> [Directions]: Output exactly the line containing "Extract the structured" and each line after it through the last line of the records, and nothing else.

> [Exercise data]:

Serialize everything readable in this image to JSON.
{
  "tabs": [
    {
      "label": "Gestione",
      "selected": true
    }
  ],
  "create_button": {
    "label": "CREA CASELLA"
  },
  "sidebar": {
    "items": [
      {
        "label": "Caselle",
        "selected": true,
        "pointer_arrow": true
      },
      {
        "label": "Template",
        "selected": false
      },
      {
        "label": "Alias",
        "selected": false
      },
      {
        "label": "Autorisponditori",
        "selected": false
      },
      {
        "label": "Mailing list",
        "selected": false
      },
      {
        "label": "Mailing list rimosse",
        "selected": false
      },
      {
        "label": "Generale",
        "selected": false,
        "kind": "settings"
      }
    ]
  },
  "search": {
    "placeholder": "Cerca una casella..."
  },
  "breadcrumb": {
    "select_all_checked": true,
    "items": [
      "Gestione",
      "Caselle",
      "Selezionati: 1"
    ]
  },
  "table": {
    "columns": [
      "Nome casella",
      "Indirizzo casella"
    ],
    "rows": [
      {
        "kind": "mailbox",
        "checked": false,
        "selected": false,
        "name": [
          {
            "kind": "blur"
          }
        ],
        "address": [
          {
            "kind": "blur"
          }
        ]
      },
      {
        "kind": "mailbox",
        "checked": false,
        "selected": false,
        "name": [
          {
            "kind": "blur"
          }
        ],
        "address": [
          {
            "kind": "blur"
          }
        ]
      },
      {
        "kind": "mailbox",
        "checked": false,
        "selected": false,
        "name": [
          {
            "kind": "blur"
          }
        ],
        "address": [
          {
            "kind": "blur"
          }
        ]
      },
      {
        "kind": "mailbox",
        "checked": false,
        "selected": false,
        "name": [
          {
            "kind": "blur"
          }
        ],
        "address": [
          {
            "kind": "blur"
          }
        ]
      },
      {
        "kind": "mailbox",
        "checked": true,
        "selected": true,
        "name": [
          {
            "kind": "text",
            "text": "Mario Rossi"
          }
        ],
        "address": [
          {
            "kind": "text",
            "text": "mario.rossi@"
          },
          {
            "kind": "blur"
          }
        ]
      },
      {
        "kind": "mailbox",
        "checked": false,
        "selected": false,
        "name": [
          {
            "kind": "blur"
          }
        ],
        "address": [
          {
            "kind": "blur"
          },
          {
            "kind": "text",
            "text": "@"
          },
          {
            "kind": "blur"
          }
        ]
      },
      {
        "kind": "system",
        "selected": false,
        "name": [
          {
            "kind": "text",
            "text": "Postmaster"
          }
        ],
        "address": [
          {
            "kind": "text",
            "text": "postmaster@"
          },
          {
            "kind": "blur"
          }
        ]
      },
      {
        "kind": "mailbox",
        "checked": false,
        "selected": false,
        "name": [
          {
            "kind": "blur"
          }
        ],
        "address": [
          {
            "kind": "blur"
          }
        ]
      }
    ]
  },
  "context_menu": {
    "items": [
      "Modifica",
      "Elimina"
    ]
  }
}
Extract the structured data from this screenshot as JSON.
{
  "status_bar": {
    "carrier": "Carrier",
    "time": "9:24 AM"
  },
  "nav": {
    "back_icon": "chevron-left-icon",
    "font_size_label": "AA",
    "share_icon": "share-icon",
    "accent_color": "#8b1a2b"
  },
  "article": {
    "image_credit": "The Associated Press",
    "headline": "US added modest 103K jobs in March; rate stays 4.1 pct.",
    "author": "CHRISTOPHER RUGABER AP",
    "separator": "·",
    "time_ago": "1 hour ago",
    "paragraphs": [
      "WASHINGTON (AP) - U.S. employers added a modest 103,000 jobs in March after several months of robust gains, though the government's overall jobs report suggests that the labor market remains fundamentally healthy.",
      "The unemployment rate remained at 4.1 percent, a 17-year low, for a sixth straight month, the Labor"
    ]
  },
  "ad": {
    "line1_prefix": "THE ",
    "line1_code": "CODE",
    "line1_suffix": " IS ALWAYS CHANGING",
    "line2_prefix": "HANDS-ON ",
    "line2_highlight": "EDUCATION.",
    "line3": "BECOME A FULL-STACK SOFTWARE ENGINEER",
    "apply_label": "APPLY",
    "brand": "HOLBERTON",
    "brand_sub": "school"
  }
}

> [Completed exercise]:
Extract the structured data from this screenshot as JSON.
{
  "status_bar": {
    "carrier": "Carrier",
    "time": "9:24 AM"
  },
  "nav": {
    "back_icon": "chevron-left-icon",
    "font_size_label": "AA",
    "share_icon": "share-icon",
    "accent_color": "#8b1a2b"
  },
  "article": {
    "image_credit": "The Associated Press",
    "headline": "US added modest 103K jobs in March; rate stays 4.1 pct.",
    "author": "CHRISTOPHER RUGABER AP",
    "separator": "·",
    "time_ago": "1 hour ago",
    "paragraphs": [
      "WASHINGTON (AP) - U.S. employers added a modest 103,000 jobs in March after several months of robust gains, though the government's overall jobs report suggests that the labor market remains fundamentally healthy.",
      "The unemployment rate remained at 4.1 percent, a 17-year low, for a sixth straight month, the Labor"
    ]
  },
  "ad": {
    "line1_prefix": "THE ",
    "line1_code": "CODE",
    "line1_suffix": " IS ALWAYS CHANGING",
    "line2_prefix": "HANDS-ON ",
    "line2_highlight": "EDUCATION.",
    "line3": "BECOME A FULL-STACK SOFTWARE ENGINEER",
    "apply_label": "APPLY",
    "brand": "HOLBERTON",
    "brand_sub": "school"
  }
}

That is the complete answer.